  1. Richard L. Miller1,
  2. Rachael M. Broadwell2

Published Online: 17 OCT 2013

DOI: 10.1002/9781118339893.wbeccp182

The Encyclopedia of Cross-Cultural Psychology

The Encyclopedia of Cross-Cultural Psychology

How to Cite

Miller, R. L. and Broadwell, R. M. 2013. Eating Disorders. The Encyclopedia of Cross-Cultural Psychology. II:451–455.

Author Information

  1. 1

    University of Nebraska at Kearney, USA

  2. 2

    Case Western Reserve University, USA

Publication History

  1. Published Online: 17 OCT 2013

Abstract

Eating disorders are characterized by severe disturbances in eating behaviors. The two most common eating disorders in the research literature are anorexia nervosa and bulimia nervosa. Anorexia nervosa occurs when an individual refuses to maintain his or her body weight at or above a minimal standard and expresses an intense fear of becoming overweight, a distorted body image, negative self-evaluation related to body weight and shape, and often denial that there is a problem. Bulimia is characterized by frequent bouts of binge eating, use of inappropriate compensatory behaviors to minimize weight gain, and a negative self-evaluation related to body weight and shape. These eating disorders occur as a result of various developmental, sociocultural, and biological processes. Research focuses on how these various factors interact and influence a person to develop an eating disorder. There is some evidence that cultural factors are a primary contributor to these disorders.

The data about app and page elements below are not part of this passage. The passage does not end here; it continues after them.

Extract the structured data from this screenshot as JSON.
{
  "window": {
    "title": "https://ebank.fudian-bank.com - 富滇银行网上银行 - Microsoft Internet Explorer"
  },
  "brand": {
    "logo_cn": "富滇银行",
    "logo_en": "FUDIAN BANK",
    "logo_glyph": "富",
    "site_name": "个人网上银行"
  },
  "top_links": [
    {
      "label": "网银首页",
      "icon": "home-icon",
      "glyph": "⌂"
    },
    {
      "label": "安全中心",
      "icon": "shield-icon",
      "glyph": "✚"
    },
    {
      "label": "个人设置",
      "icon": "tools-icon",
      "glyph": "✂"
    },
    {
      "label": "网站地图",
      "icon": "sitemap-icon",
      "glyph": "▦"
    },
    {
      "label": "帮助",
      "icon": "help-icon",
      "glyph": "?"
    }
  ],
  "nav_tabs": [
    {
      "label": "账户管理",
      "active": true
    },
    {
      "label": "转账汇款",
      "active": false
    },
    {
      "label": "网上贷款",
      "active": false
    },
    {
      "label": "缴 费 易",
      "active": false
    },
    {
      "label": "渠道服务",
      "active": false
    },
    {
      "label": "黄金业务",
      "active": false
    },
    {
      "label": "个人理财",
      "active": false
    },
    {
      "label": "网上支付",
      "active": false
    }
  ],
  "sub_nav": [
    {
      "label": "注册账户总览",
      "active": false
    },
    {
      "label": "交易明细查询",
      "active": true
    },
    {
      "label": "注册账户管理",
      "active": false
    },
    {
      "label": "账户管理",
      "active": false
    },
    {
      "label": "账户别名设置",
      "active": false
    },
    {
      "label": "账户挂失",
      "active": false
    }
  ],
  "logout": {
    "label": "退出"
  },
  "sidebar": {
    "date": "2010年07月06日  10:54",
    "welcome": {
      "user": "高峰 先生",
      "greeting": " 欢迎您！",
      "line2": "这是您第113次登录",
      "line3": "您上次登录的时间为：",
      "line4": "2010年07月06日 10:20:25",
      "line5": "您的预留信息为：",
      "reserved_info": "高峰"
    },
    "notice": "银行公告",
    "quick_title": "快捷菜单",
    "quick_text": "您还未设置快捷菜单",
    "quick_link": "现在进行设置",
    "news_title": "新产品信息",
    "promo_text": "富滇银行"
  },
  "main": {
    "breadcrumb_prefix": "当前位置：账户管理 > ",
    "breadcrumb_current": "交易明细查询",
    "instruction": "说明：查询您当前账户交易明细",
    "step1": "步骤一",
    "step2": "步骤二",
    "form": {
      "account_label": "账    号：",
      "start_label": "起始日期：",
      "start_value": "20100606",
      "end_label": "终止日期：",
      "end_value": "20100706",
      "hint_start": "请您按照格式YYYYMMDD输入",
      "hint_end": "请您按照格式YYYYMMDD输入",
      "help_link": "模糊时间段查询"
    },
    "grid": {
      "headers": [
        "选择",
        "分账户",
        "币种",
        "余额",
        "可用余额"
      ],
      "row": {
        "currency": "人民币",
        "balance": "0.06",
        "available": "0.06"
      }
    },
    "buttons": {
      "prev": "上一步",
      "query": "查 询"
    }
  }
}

Keywords:

  • gender;
  • psychopathology;
  • personality disorders